The length of the melt season for Arctic sea ice is growing by several days each decade, and an earlier start to the melt season is allowing the Arctic Ocean to absorb enough additional solar radiation in some places to melt ...
Rivers flow differently over gravel beds, study finds
River beds, where flowing water meets silt, sand and gravel, are critical ecological zones. Yet how water flows in a river with a gravel bed is very different from the traditional model of a sandy river bed, according to ...
Tree roots in the mountains 'acted like a thermostat' for millions of years
Tree roots in the mountains may play an important role in controlling long-term global temperatures. Researchers have found that temperatures affect the thickness of the leaf litter and organic soil layers, as well as the ...
NASA data shed new light on changing Greenland ice
Research using NASA data is giving new insight into one of the processes causing Greenland's ice sheet to lose mass. A team of scientists used satellite observations and ice thickness measurements gathered by NASA's Operation ...
Groundwater could fuel life under glaciers
Subglacial lakes in Antarctica might have nutrient-rich groundwater flowing into them, say scientists investigating the origin of the water in ice streams.
Odds of storm waters overflowing Manhattan seawall up 20-fold, study shows
Maximum water levels in New York harbor during major storms have risen by nearly two and a half feet since the mid-1800s, making the chances of water overtopping the Manhattan seawall now at least 20 times greater than they ...
New data confirms Arctic ice trends: Sea ice being lost at a rate of five days per decade
(Phys.org) —The ice-free season across the Arctic is getting longer by five days per decade, according to new research from a team including Prof Julienne Stroeve (UCL Earth Sciences). New analysis of satellite data shows ...
Arctic marine organisms capture CO2
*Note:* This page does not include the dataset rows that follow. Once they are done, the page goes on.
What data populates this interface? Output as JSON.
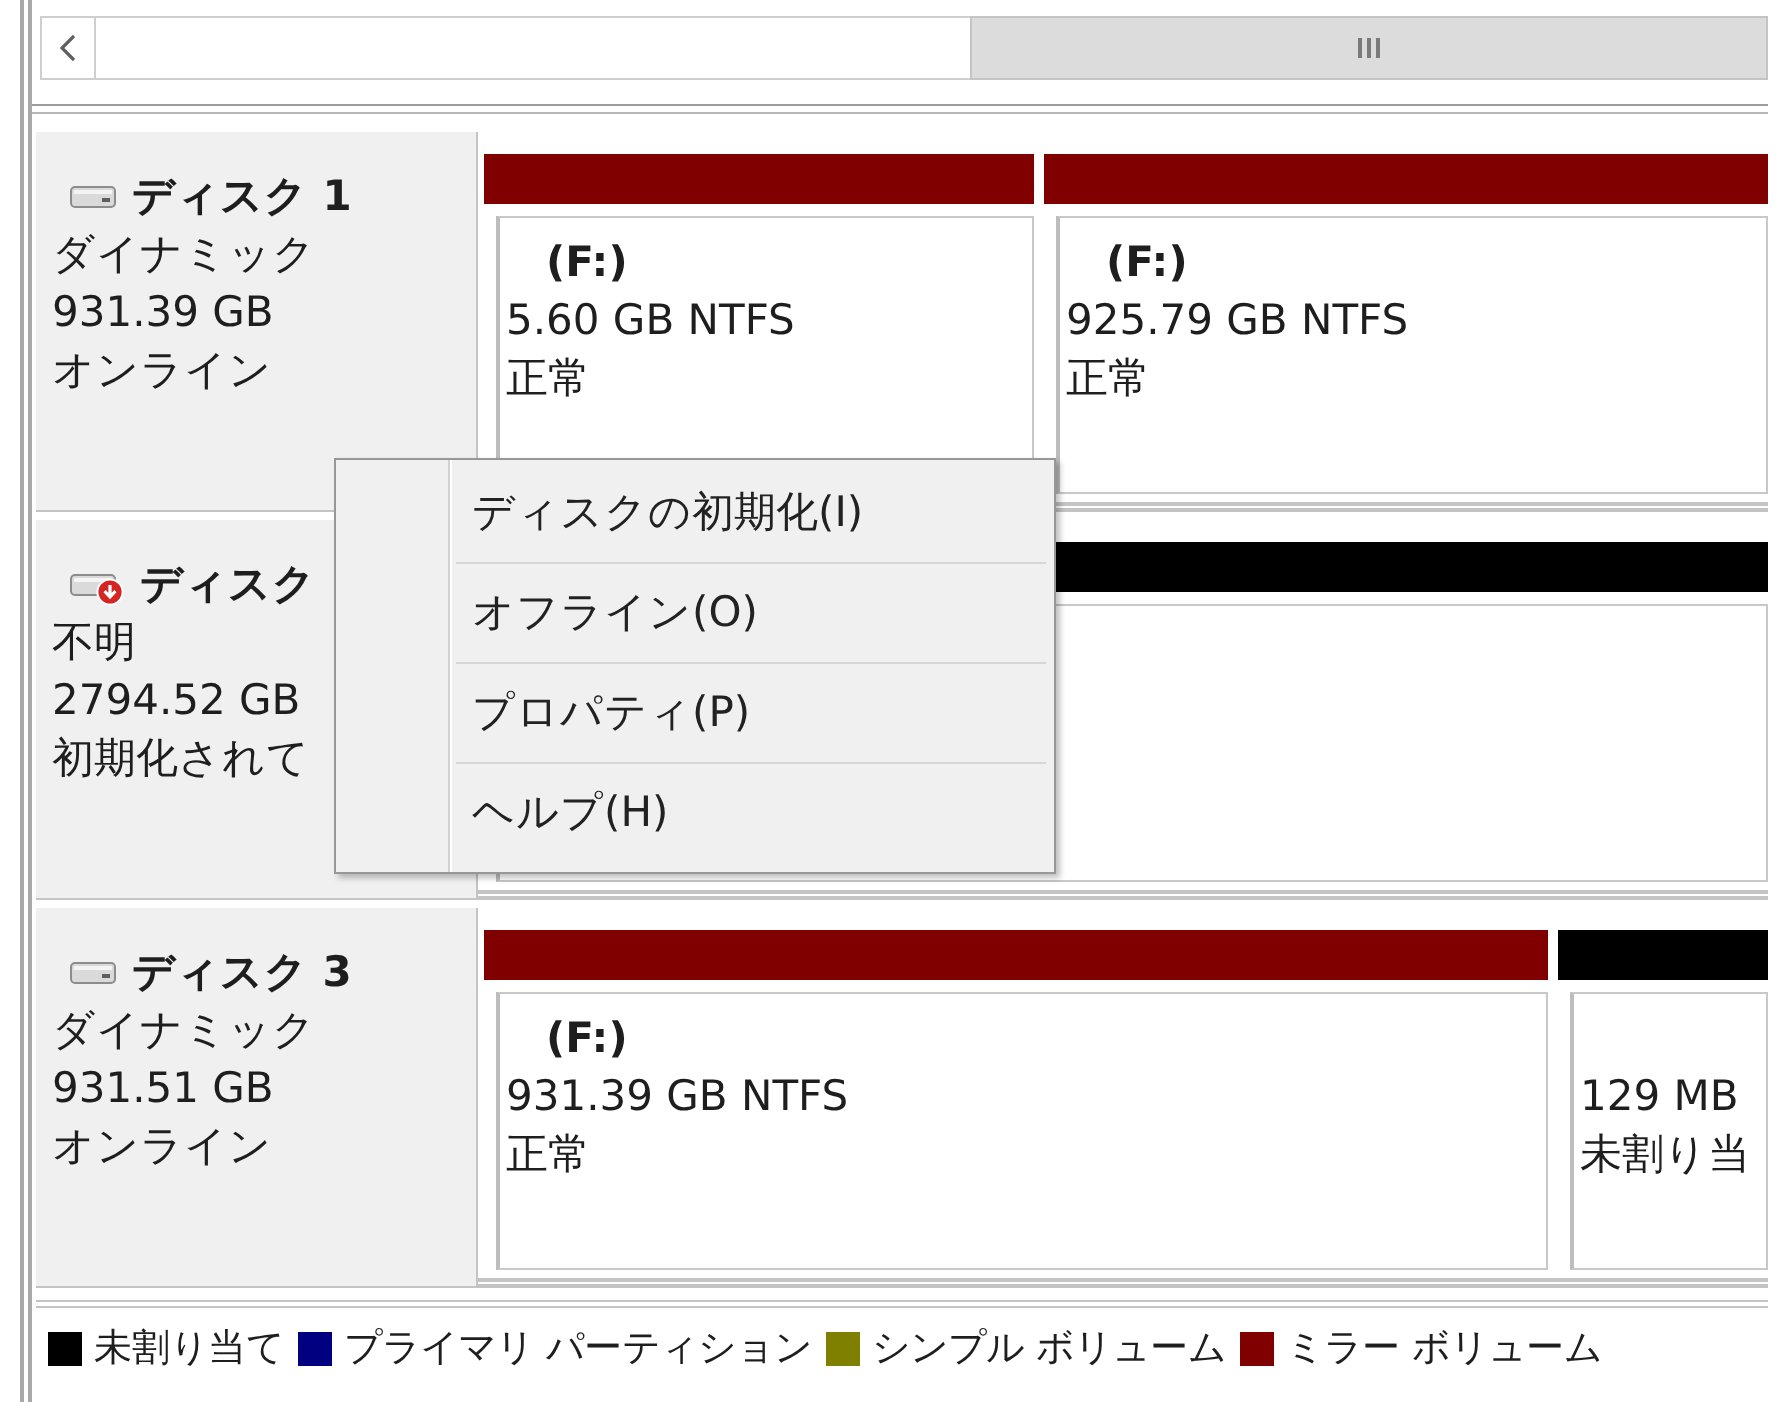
{
  "disks": [
    {
      "name": "ディスク 1",
      "alert": false,
      "type": "ダイナミック",
      "size": "931.39 GB",
      "status": "オンライン",
      "partitions": [
        {
          "color": "#800000",
          "label": "(F:)",
          "size": "5.60 GB NTFS",
          "status": "正常"
        },
        {
          "color": "#800000",
          "label": "(F:)",
          "size": "925.79 GB NTFS",
          "status": "正常"
        }
      ]
    },
    {
      "name": "ディスク",
      "alert": true,
      "type": "不明",
      "size": "2794.52 GB",
      "status": "初期化されて",
      "partitions": [
        {
          "color": "#000000"
        }
      ]
    },
    {
      "name": "ディスク 3",
      "alert": false,
      "type": "ダイナミック",
      "size": "931.51 GB",
      "status": "オンライン",
      "partitions": [
        {
          "color": "#800000",
          "label": "(F:)",
          "size": "931.39 GB NTFS",
          "status": "正常"
        },
        {
          "color": "#000000",
          "size": "129 MB",
          "status": "未割り当"
        }
      ]
    }
  ],
  "context_menu": {
    "items": [
      {
        "label": "ディスクの初期化(I)"
      },
      {
        "label": "オフライン(O)"
      },
      {
        "label": "プロパティ(P)"
      },
      {
        "label": "ヘルプ(H)"
      }
    ]
  },
  "legend": [
    {
      "color": "#000000",
      "label": "未割り当て"
    },
    {
      "color": "#000080",
      "label": "プライマリ パーティション"
    },
    {
      "color": "#808000",
      "label": "シンプル ボリューム"
    },
    {
      "color": "#800000",
      "label": "ミラー ボリューム"
    }
  ]
}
Arctic marine organisms act as a reservoir for CO2, according to research published in the international journal Geophysical Research Letters.
Researchers develop the first comprehensive map of geology beneath the East Antarctic Ice Sheet
(Phys.org) —An international research team has generated the first comprehensive map of geology beneath the East Antarctic Ice Sheet that will help to understand long-term changes in the largest ice sheet on the planet.